▶ Task statement:
When a line below holds the string "image", show that line.
□ □ □ □
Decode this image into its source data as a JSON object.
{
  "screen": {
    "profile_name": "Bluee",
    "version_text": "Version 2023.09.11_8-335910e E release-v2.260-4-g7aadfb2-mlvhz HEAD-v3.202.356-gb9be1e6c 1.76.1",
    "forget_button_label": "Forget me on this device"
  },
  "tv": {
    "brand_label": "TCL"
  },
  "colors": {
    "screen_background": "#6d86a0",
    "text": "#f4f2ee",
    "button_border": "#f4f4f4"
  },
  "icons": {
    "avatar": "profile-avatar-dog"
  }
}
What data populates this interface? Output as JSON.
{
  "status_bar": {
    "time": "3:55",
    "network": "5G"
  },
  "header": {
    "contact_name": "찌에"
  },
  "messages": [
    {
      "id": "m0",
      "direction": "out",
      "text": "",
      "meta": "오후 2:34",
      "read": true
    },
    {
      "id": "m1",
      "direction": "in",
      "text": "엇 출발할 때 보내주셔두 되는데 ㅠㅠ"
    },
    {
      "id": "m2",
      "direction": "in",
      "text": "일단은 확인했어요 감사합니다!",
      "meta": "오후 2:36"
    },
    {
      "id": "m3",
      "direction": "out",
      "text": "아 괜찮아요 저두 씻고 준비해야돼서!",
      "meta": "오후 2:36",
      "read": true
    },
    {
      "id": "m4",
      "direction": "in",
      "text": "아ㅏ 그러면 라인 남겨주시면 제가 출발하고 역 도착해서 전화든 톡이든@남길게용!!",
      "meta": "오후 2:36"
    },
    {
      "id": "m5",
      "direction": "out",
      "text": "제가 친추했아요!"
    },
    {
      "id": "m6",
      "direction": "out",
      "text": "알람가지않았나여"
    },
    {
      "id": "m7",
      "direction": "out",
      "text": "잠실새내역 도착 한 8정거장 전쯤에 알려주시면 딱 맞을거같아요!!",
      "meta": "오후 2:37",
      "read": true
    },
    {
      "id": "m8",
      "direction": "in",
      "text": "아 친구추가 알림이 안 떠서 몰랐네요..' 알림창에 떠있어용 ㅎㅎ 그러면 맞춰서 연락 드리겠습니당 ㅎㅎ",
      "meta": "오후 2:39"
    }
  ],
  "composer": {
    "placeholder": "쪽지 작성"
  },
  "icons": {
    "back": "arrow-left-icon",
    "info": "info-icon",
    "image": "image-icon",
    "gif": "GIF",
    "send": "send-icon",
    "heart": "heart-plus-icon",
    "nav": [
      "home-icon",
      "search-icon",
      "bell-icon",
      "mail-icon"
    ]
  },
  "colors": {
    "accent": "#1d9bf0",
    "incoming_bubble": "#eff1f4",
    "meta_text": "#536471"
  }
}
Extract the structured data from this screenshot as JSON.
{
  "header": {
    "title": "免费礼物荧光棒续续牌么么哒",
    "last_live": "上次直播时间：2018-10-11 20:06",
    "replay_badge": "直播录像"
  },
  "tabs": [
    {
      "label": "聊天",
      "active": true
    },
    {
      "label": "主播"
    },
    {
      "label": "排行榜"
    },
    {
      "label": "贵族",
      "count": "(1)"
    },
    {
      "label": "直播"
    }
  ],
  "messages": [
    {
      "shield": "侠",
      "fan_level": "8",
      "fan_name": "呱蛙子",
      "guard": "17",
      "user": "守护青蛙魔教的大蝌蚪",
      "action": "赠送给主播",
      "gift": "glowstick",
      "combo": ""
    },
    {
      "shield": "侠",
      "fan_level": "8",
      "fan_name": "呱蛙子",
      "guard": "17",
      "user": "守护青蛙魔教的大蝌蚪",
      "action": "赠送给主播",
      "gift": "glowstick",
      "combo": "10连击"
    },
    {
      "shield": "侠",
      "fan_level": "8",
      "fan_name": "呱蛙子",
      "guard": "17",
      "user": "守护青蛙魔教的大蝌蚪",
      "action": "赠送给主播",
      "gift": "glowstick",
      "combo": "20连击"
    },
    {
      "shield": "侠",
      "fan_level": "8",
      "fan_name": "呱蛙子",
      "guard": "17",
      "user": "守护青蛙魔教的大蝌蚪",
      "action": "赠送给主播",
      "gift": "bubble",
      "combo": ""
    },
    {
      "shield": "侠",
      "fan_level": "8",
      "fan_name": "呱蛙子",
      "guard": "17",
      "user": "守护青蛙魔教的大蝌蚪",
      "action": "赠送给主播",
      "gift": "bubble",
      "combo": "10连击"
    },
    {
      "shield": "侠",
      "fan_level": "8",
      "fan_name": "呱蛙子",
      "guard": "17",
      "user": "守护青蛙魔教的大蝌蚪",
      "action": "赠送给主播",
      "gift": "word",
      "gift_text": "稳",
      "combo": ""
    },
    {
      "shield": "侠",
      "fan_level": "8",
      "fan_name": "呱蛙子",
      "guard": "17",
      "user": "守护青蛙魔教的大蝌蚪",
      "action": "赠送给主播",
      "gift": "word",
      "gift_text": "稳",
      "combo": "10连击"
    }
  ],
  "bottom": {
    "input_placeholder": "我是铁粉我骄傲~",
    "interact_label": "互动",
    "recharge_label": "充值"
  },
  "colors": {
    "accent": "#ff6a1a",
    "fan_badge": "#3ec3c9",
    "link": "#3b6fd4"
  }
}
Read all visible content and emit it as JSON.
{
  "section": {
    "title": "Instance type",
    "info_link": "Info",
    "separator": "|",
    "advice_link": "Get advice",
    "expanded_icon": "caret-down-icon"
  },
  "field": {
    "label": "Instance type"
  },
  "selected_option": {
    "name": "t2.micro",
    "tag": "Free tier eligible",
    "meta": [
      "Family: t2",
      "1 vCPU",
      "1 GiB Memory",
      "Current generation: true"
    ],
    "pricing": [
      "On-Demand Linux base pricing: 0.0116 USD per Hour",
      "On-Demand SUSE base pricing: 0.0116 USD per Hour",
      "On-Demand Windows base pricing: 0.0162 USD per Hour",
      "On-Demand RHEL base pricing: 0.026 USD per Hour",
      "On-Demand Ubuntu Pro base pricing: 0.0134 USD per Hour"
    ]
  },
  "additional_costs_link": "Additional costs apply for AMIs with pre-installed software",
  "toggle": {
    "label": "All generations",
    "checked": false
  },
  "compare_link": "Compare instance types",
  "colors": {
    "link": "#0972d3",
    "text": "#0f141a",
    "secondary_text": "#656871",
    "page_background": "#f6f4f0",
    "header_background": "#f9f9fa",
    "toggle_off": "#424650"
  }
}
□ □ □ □
▶ Solution to this exercise:
Decode this image into its source data as a JSON object.
    "image": "image-icon",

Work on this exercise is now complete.